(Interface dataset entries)
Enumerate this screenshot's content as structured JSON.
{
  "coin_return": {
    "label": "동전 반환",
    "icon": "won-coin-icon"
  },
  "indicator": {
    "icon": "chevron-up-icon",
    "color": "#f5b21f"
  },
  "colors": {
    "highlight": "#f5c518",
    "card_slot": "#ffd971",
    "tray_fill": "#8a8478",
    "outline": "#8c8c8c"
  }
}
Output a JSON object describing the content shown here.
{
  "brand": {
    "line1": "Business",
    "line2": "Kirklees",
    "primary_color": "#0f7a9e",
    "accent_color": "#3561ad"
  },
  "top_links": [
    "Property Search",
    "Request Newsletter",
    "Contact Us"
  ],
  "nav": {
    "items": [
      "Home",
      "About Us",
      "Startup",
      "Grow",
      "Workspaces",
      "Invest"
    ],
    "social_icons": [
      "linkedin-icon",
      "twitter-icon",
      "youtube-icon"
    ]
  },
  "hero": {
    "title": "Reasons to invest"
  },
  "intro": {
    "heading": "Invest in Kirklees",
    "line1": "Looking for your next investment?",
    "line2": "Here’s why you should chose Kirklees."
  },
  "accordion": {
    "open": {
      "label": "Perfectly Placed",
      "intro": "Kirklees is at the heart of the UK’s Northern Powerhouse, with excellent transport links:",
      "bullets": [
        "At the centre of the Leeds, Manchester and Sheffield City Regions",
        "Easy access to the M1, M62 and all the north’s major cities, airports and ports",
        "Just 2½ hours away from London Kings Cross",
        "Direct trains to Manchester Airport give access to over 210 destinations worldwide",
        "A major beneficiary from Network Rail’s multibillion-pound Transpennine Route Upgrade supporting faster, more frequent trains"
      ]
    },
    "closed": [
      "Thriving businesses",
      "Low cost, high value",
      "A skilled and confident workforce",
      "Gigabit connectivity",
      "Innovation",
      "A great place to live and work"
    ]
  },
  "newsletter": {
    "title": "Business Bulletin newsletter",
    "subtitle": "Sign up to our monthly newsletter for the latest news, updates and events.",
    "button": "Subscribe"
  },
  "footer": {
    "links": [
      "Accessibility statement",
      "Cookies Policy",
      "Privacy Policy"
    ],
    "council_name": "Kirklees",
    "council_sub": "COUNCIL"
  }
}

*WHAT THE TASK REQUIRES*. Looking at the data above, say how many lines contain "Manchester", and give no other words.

*REPLY TO THE TASK*. 2